TASK ITEM —
Copy task. Retype the whole listing exactly, omitting any picture in it.

INFORMATION PROVIDED —
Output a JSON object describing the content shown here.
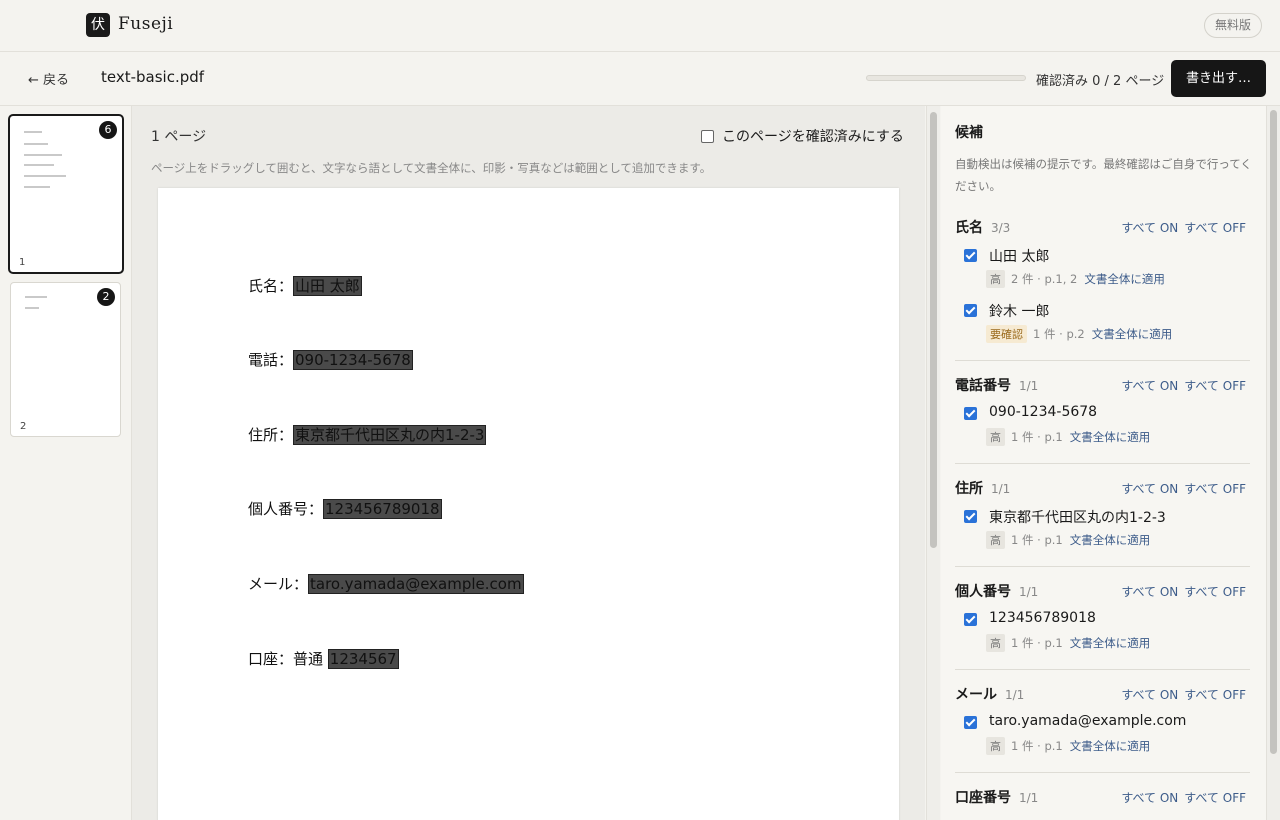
{
  "app": {
    "logo_char": "伏",
    "name": "Fuseji",
    "plan_badge": "無料版"
  },
  "filebar": {
    "back_label": "← 戻る",
    "file_name": "text-basic.pdf",
    "progress": 0,
    "progress_text": "確認済み 0 / 2 ページ",
    "export_label": "書き出す…"
  },
  "thumbnails": [
    {
      "page": "1",
      "badge": "6",
      "active": true
    },
    {
      "page": "2",
      "badge": "2",
      "active": false
    }
  ],
  "workspace": {
    "page_label": "1 ページ",
    "confirm_label": "このページを確認済みにする",
    "hint": "ページ上をドラッグして囲むと、文字なら語として文書全体に、印影・写真などは範囲として追加できます。",
    "lines": [
      {
        "label": "氏名：",
        "value": "山田 太郎"
      },
      {
        "label": "電話：",
        "value": "090-1234-5678"
      },
      {
        "label": "住所：",
        "value": "東京都千代田区丸の内1-2-3"
      },
      {
        "label": "個人番号：",
        "value": "123456789018"
      },
      {
        "label": "メール：",
        "value": "taro.yamada@example.com"
      },
      {
        "label": "口座：普通 ",
        "value": "1234567"
      }
    ]
  },
  "panel": {
    "title": "候補",
    "note": "自動検出は候補の提示です。最終確認はご自身で行ってください。",
    "all_on": "すべて ON",
    "all_off": "すべて OFF",
    "apply_label": "文書全体に適用",
    "groups": [
      {
        "name": "氏名",
        "count": "3/3",
        "items": [
          {
            "value": "山田 太郎",
            "confidence": "高",
            "meta": "2 件 · p.1, 2"
          },
          {
            "value": "鈴木 一郎",
            "confidence": "要確認",
            "meta": "1 件 · p.2"
          }
        ]
      },
      {
        "name": "電話番号",
        "count": "1/1",
        "items": [
          {
            "value": "090-1234-5678",
            "confidence": "高",
            "meta": "1 件 · p.1"
          }
        ]
      },
      {
        "name": "住所",
        "count": "1/1",
        "items": [
          {
            "value": "東京都千代田区丸の内1-2-3",
            "confidence": "高",
            "meta": "1 件 · p.1"
          }
        ]
      },
      {
        "name": "個人番号",
        "count": "1/1",
        "items": [
          {
            "value": "123456789018",
            "confidence": "高",
            "meta": "1 件 · p.1"
          }
        ]
      },
      {
        "name": "メール",
        "count": "1/1",
        "items": [
          {
            "value": "taro.yamada@example.com",
            "confidence": "高",
            "meta": "1 件 · p.1"
          }
        ]
      },
      {
        "name": "口座番号",
        "count": "1/1",
        "items": []
      }
    ]
  }
}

ANSWER TO THIS PROBLEM —
Output a JSON object describing the content shown here.
{
  "app": {
    "logo_char": "伏",
    "name": "Fuseji",
    "plan_badge": "無料版"
  },
  "filebar": {
    "back_label": "← 戻る",
    "file_name": "text-basic.pdf",
    "progress": 0,
    "progress_text": "確認済み 0 / 2 ページ",
    "export_label": "書き出す…"
  },
  "thumbnails": [
    {
      "page": "1",
      "badge": "6",
      "active": true
    },
    {
      "page": "2",
      "badge": "2",
      "active": false
    }
  ],
  "workspace": {
    "page_label": "1 ページ",
    "confirm_label": "このページを確認済みにする",
    "hint": "ページ上をドラッグして囲むと、文字なら語として文書全体に、印影・写真などは範囲として追加できます。",
    "lines": [
      {
        "label": "氏名：",
        "value": "山田 太郎"
      },
      {
        "label": "電話：",
        "value": "090-1234-5678"
      },
      {
        "label": "住所：",
        "value": "東京都千代田区丸の内1-2-3"
      },
      {
        "label": "個人番号：",
        "value": "123456789018"
      },
      {
        "label": "メール：",
        "value": "taro.yamada@example.com"
      },
      {
        "label": "口座：普通 ",
        "value": "1234567"
      }
    ]
  },
  "panel": {
    "title": "候補",
    "note": "自動検出は候補の提示です。最終確認はご自身で行ってください。",
    "all_on": "すべて ON",
    "all_off": "すべて OFF",
    "apply_label": "文書全体に適用",
    "groups": [
      {
        "name": "氏名",
        "count": "3/3",
        "items": [
          {
            "value": "山田 太郎",
            "confidence": "高",
            "meta": "2 件 · p.1, 2"
          },
          {
            "value": "鈴木 一郎",
            "confidence": "要確認",
            "meta": "1 件 · p.2"
          }
        ]
      },
      {
        "name": "電話番号",
        "count": "1/1",
        "items": [
          {
            "value": "090-1234-5678",
            "confidence": "高",
            "meta": "1 件 · p.1"
          }
        ]
      },
      {
        "name": "住所",
        "count": "1/1",
        "items": [
          {
            "value": "東京都千代田区丸の内1-2-3",
            "confidence": "高",
            "meta": "1 件 · p.1"
          }
        ]
      },
      {
        "name": "個人番号",
        "count": "1/1",
        "items": [
          {
            "value": "123456789018",
            "confidence": "高",
            "meta": "1 件 · p.1"
          }
        ]
      },
      {
        "name": "メール",
        "count": "1/1",
        "items": [
          {
            "value": "taro.yamada@example.com",
            "confidence": "高",
            "meta": "1 件 · p.1"
          }
        ]
      },
      {
        "name": "口座番号",
        "count": "1/1",
        "items": []
      }
    ]
  }
}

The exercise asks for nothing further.